Exercise goal: In your copy, reproduce each entry exactly and leave out the pictures.

Entries supplied:
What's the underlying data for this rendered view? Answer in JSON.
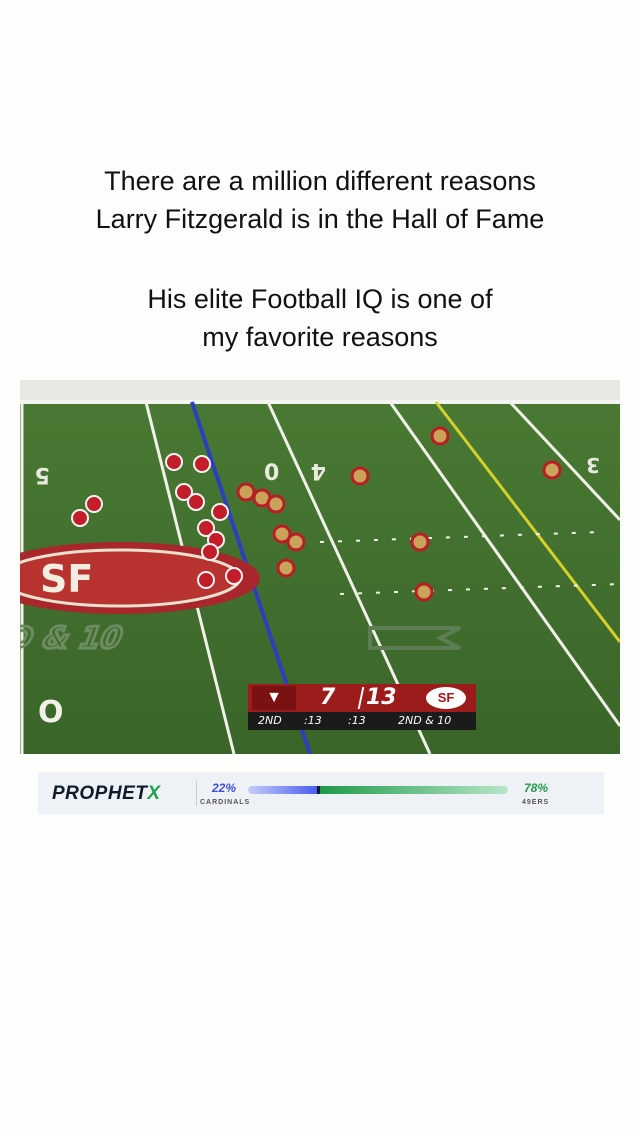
{
  "caption": {
    "line1": "There are a million different reasons",
    "line2": "Larry Fitzgerald is in the Hall of Fame",
    "line3": "His elite Football IQ is one of",
    "line4": "my favorite reasons"
  },
  "video": {
    "field_text": {
      "yard_left": "5",
      "yard_40_a": "0",
      "yard_40_b": "4",
      "yard_30": "3",
      "yard_bottom": "O",
      "down_distance": "2ND & 10"
    },
    "scorebug": {
      "away_logo": "cardinals-logo",
      "away_score": "7",
      "home_score": "13",
      "home_logo_text": "SF",
      "quarter": "2ND",
      "game_clock": ":13",
      "play_clock": ":13",
      "down": "2ND & 10"
    }
  },
  "ad": {
    "brand": "PROPHET",
    "brand_x": "X",
    "away_pct": "22%",
    "away_team": "CARDINALS",
    "home_pct": "78%",
    "home_team": "49ERS",
    "away_fraction": 0.22,
    "colors": {
      "away": "#3b4fd8",
      "home": "#1f9a4a"
    }
  }
}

Exercise solution:
What's the underlying data for this rendered view? Answer in JSON.
{
  "caption": {
    "line1": "There are a million different reasons",
    "line2": "Larry Fitzgerald is in the Hall of Fame",
    "line3": "His elite Football IQ is one of",
    "line4": "my favorite reasons"
  },
  "video": {
    "field_text": {
      "yard_left": "5",
      "yard_40_a": "0",
      "yard_40_b": "4",
      "yard_30": "3",
      "yard_bottom": "O",
      "down_distance": "2ND & 10"
    },
    "scorebug": {
      "away_logo": "cardinals-logo",
      "away_score": "7",
      "home_score": "13",
      "home_logo_text": "SF",
      "quarter": "2ND",
      "game_clock": ":13",
      "play_clock": ":13",
      "down": "2ND & 10"
    }
  },
  "ad": {
    "brand": "PROPHET",
    "brand_x": "X",
    "away_pct": "22%",
    "away_team": "CARDINALS",
    "home_pct": "78%",
    "home_team": "49ERS",
    "away_fraction": 0.22,
    "colors": {
      "away": "#3b4fd8",
      "home": "#1f9a4a"
    }
  }
}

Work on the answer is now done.